© 2017 Elsevier España, S.L.U. and Sociedad Española de Enfermedades Infecciosas y Microbiología Clínica The evolution between Mycobacterium tuberculosis infection and active tuberculosis is multifactorial and involves different biological scales. The synthesis of ESAT-6 or the induction of alveolar macrophage necrosis are key, but to understand it, it is necessary to consider the dynamics of endogenous and exogenous reinfection, drainage of lung parenchyma and respiratory mechanics, local fibrosis processes and blood supply. Paradoxically, the immune response generated by the infection is highly protective (90%) against active tuberculosis, although as it is essentially based on the proliferation of Th1 lymphocytes, it cannot prevent reinfection. Severe immunosuppression can only explain 10% of active tuberculosis cases, while the remainder are attributable to comorbidities, a proinflammatory environment and an unknown genetic propensity. The pathogenic capacity of environmental mycobacteria is discrete, linked to deficits in the innate and acquired immune response.

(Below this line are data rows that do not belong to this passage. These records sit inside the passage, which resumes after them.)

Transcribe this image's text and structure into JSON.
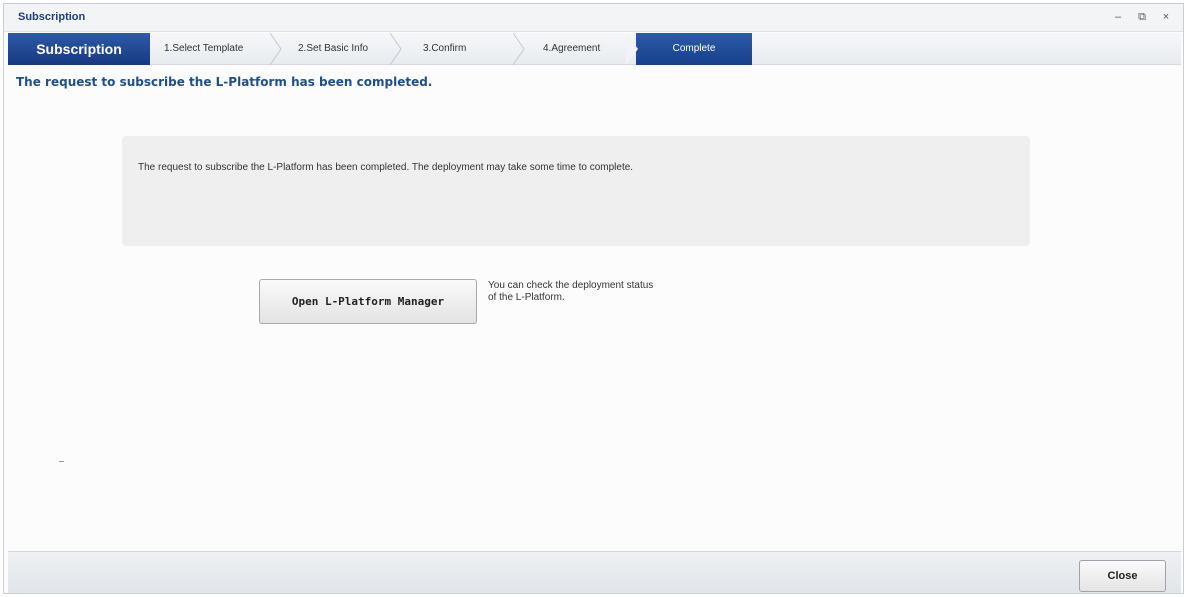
{
  "window": {
    "title": "Subscription",
    "controls": {
      "minimize": "–",
      "restore": "⧉",
      "close": "×"
    }
  },
  "steps": {
    "first": "Subscription",
    "items": [
      {
        "label": "1.Select Template"
      },
      {
        "label": "2.Set Basic Info"
      },
      {
        "label": "3.Confirm"
      },
      {
        "label": "4.Agreement"
      },
      {
        "label": "Complete",
        "active": true
      }
    ]
  },
  "main": {
    "headline": "The request to subscribe the L-Platform has been completed.",
    "message": "The request to subscribe the L-Platform has been completed. The deployment may take some time to complete.",
    "open_button": "Open L-Platform Manager",
    "help_line1": "You can check the deployment status",
    "help_line2": "of the L-Platform."
  },
  "footer": {
    "close_button": "Close"
  },
  "colors": {
    "accent": "#1d4f8c",
    "step_active": "#17408b"
  }
}
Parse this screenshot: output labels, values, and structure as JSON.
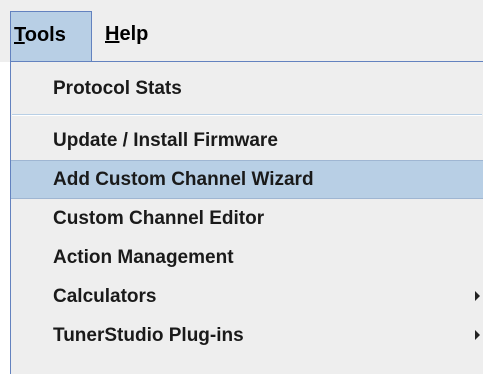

The ability to generate biofilms and the ability of M. ulcerans to generate the exotoxin mycolactone is remarkable.
- Dynamic hypothesis
- Mycobacterium tuberculosis